# Work to complete
Copy each line below in which the string "你在为了什么而奋斗" occurs.

# The data
★ ★ ★ ★

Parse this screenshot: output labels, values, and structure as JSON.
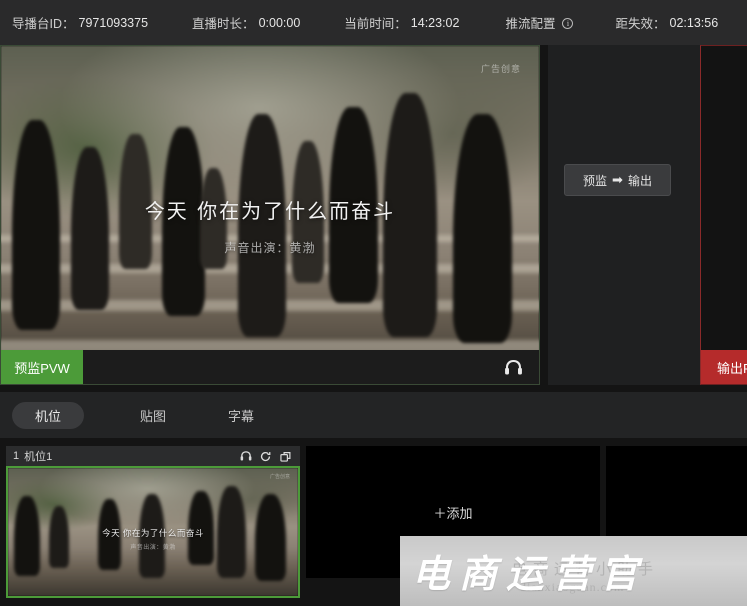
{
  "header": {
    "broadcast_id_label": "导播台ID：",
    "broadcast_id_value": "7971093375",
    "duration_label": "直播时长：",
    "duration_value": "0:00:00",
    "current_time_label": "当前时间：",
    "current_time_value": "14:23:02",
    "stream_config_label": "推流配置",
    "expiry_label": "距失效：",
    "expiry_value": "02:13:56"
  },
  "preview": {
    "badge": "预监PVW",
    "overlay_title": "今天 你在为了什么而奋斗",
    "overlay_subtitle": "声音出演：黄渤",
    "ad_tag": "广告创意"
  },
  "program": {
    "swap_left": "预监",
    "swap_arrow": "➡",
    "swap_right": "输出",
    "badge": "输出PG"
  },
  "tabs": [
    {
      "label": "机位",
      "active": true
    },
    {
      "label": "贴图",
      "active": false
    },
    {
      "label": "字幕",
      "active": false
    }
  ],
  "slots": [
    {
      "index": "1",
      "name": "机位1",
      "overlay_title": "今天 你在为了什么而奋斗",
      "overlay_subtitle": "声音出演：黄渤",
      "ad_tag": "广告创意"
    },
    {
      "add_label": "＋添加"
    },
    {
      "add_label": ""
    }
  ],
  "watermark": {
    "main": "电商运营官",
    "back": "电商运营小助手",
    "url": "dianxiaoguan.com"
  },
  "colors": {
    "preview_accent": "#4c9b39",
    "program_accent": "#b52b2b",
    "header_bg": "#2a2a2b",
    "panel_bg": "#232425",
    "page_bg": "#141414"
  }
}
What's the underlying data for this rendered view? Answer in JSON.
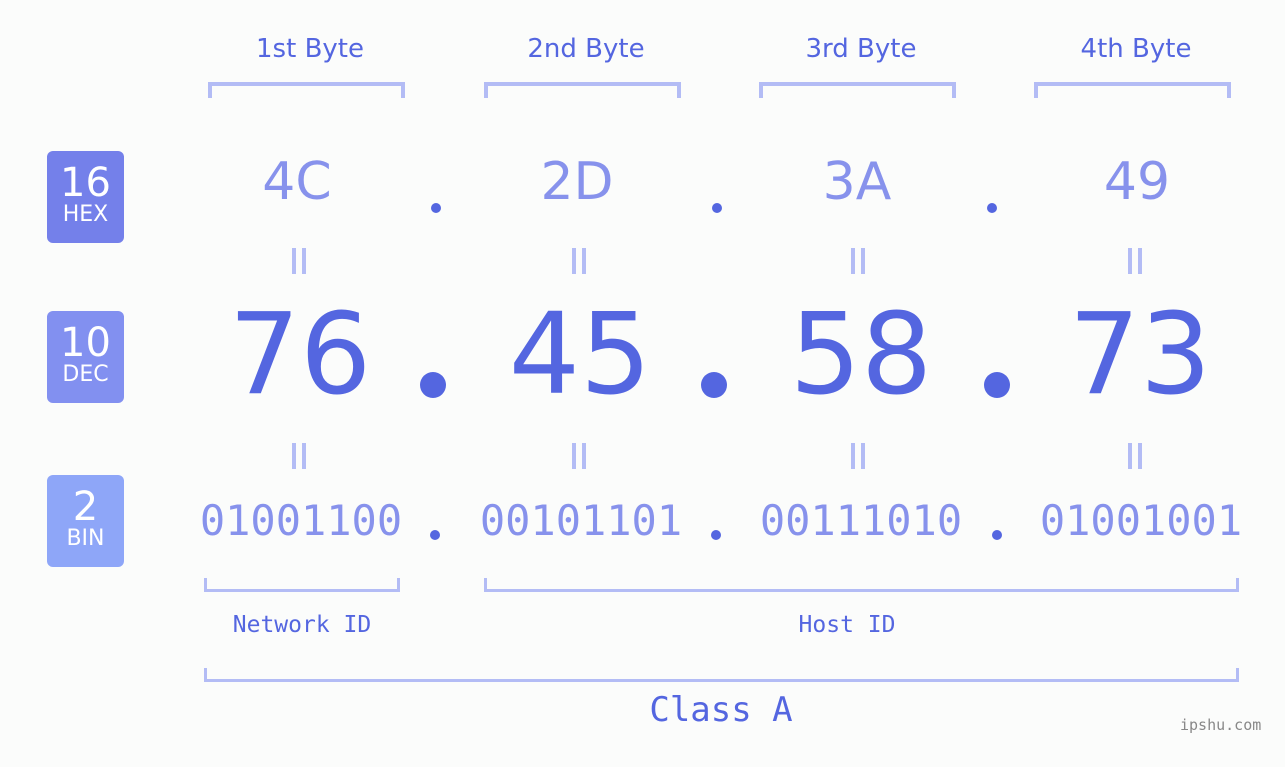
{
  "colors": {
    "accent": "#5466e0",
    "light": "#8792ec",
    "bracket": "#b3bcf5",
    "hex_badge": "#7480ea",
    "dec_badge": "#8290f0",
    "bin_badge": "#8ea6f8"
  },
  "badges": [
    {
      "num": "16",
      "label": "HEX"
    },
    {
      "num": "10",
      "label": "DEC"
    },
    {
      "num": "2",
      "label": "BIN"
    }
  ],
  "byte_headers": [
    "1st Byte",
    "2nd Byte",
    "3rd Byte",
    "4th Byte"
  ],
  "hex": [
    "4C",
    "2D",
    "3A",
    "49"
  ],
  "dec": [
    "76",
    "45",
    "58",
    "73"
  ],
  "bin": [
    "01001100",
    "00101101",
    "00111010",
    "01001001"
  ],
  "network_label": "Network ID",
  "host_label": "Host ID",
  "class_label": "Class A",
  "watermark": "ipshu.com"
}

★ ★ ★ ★

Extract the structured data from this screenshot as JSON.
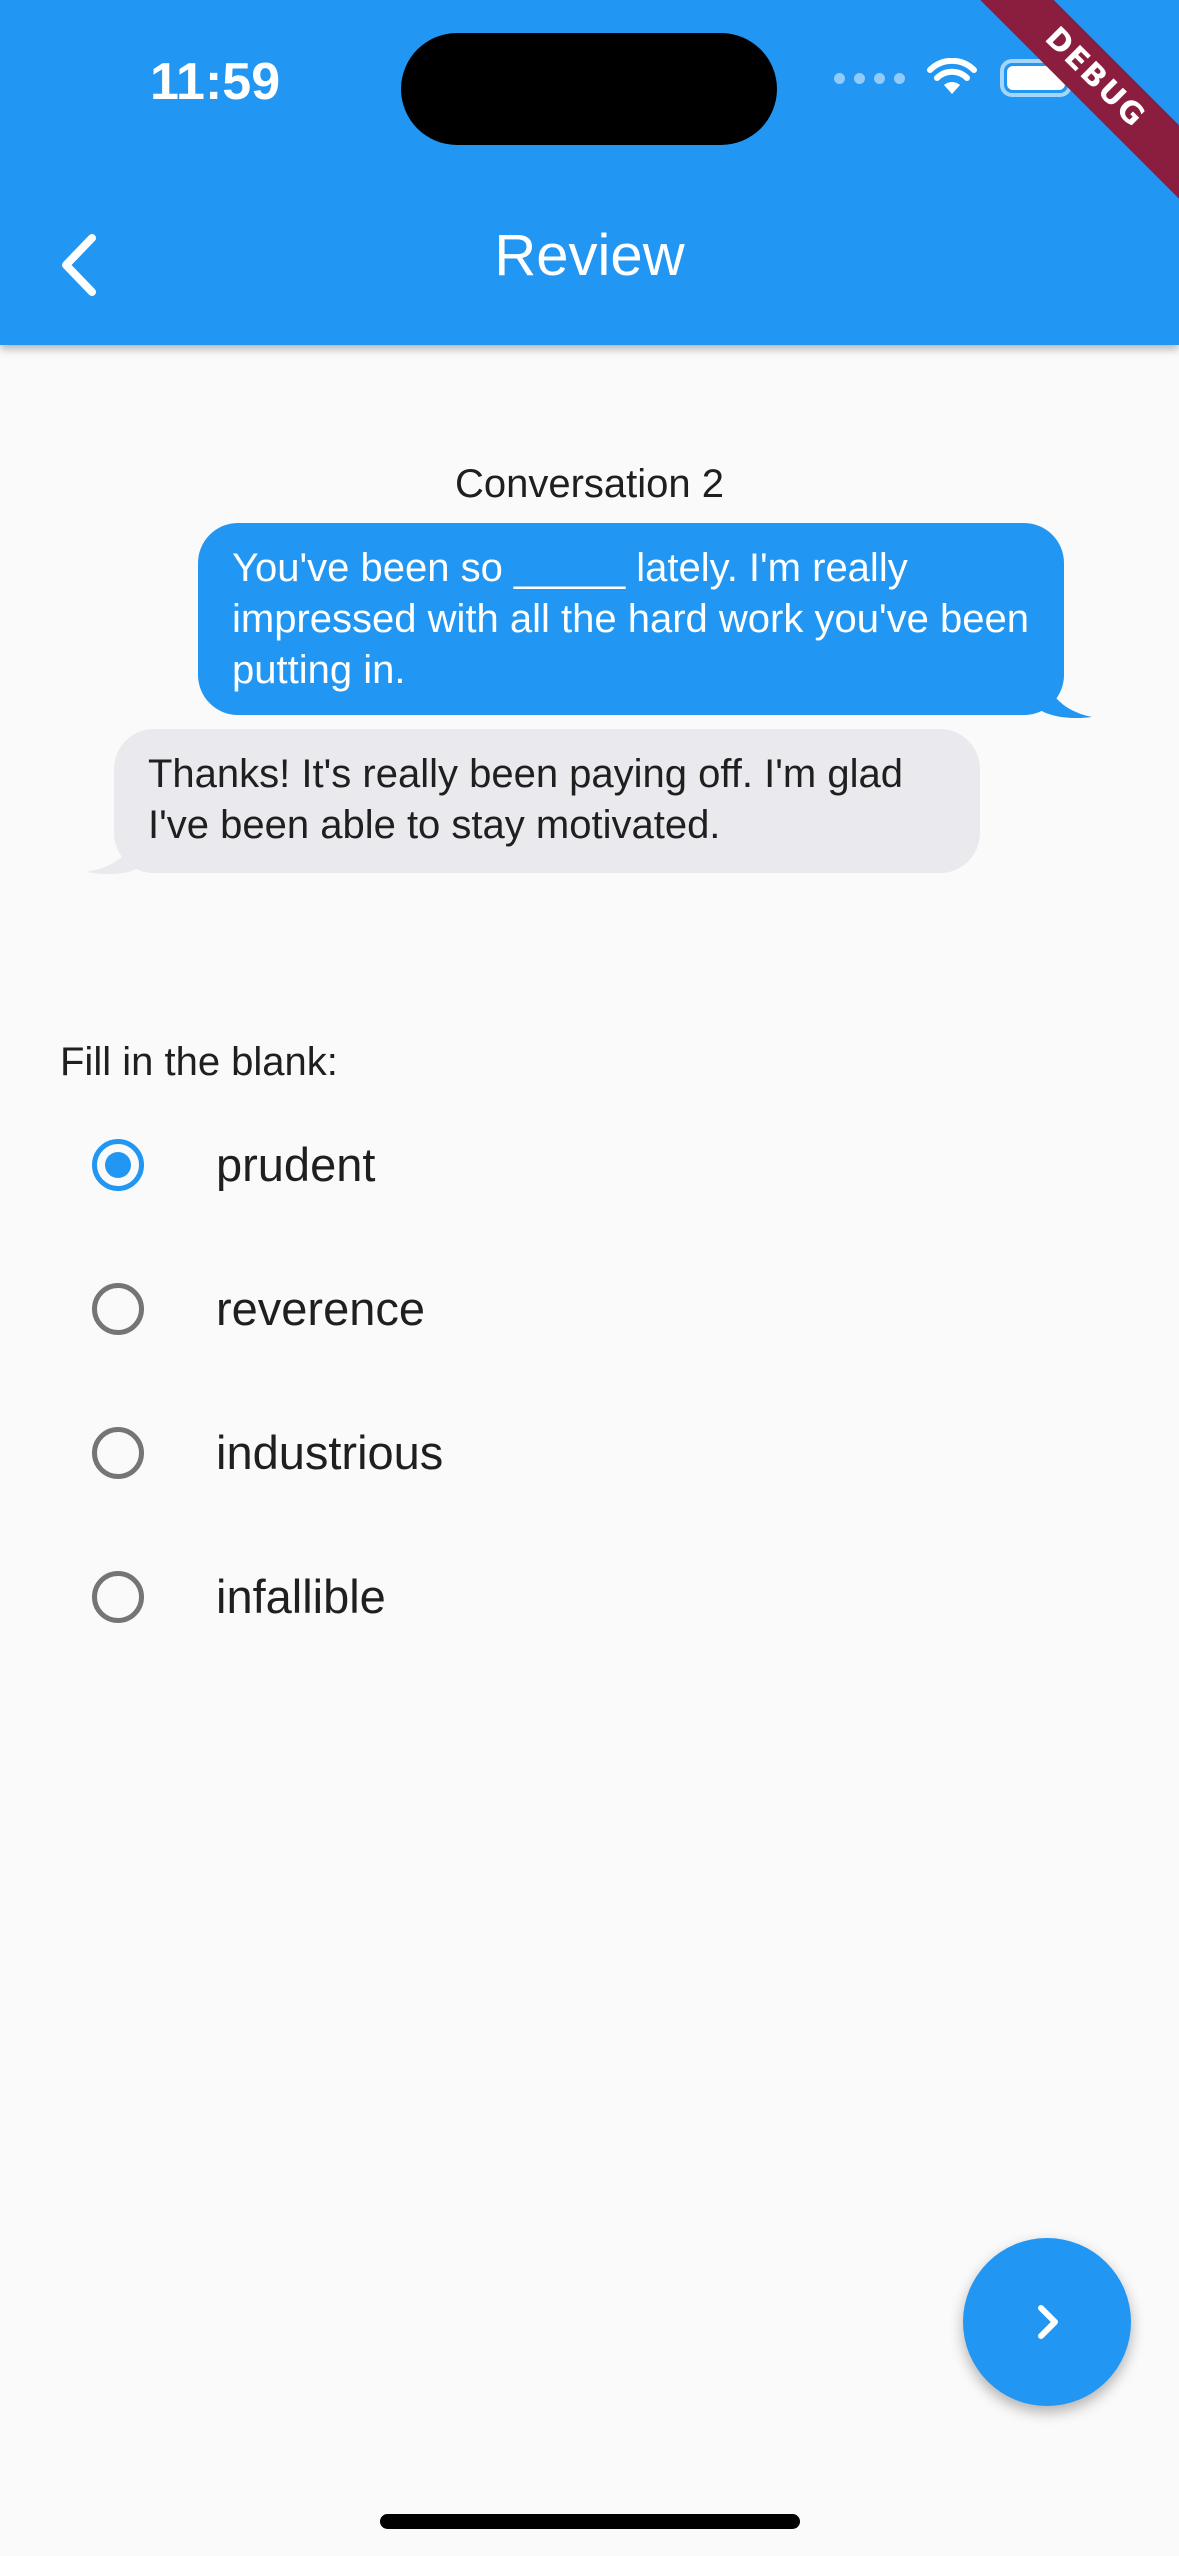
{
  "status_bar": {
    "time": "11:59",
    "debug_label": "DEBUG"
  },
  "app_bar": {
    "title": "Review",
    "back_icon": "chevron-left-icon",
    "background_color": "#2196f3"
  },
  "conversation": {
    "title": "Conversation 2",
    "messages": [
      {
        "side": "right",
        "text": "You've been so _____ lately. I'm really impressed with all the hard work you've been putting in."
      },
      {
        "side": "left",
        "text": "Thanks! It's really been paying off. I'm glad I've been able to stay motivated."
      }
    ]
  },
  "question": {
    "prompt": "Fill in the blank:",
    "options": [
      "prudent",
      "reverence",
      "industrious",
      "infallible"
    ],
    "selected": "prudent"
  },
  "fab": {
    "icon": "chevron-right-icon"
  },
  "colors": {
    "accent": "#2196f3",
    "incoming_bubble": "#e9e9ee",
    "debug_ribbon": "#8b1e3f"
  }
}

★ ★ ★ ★

# Exercise result
    "overlay_title": "今天 你在为了什么而奋斗",
      "overlay_title": "今天 你在为了什么而奋斗",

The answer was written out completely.